Gee’s Bend Quilter’s Collective

The exhibition of Gee’s Bend quilts explores the intricate artistry from a most unexpected source. Made primarily from recycled materials, the quilts have been coveted nationwide for their bold, improvisational nature.

Gee’s Bend, known today as Boykin, is a rural, predominantly African American community southwest of Selma, Alabama. Located on an isolated peninsula, created by bends in the Alabama River, quilts were created as early as the nineteenth century. The area has its roots in the Gee family, and later the Pettways, who purchased land in Alabama for a cotton plantation in the early nineteenth century. Many of the current residents are descendants of the slaves brought to the plantation that once occupied the site.

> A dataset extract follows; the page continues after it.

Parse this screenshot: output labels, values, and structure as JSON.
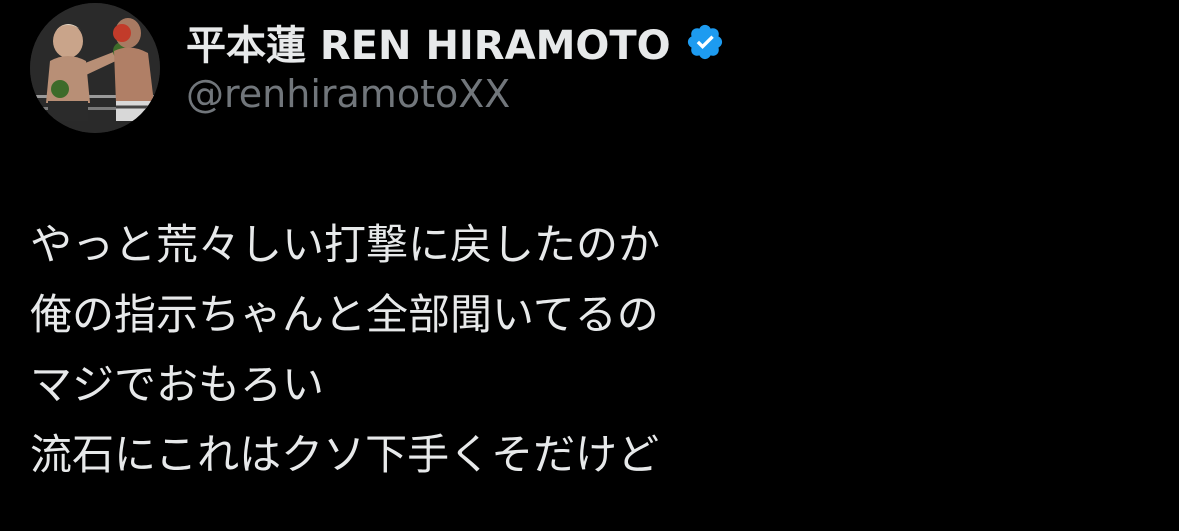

What makes this tradition so compelling is the collective nature and aesthetic of the work being produced. Originally made from old work clothes and other recycled materials, the creation of the wildly engaging quilts we have come to know around the world was born of the need for comfort, often stacking up to ten quilts on the bed for warmth. Unlike common quilting practices, which favor uniformity, Gee’s Bend quilts include broken patterns, extreme color contrasts and often times, irregularity in patterns and edges.

It is remarkable the similarity of the quilts to minimalist and geometric paintings from the twentieth century, as the area is so isolated that the quilters had no knowledge of the outside artworld. But it is this aesthetic that is at the heart of the tradition, suggesting a group vernacular understood through childhood development and social bonding.  In addition to their likeness to twentieth century modernism, their creative works also resemble West African textile and have strong connections to gospel, blues, and jazz. Even today, the quilters can often be heard singing while they sew, gospel music playing an integral role in the creative process.

The quilters of Gee’s Bend are widely known for the commanding visual presence of their work which employ unpredictable designs and unexpected color pairings. This exhibition serves as a record of the present activities and examines the ongoing artistic practice of the artists rooted in the Gee’s Bend tradition.

The Exhibition opens with Art After Hours at 5:30pm on Thursday, April 16th.  The works will be on display in the Museum’s main gallery from April 17th through June 27th, 2015.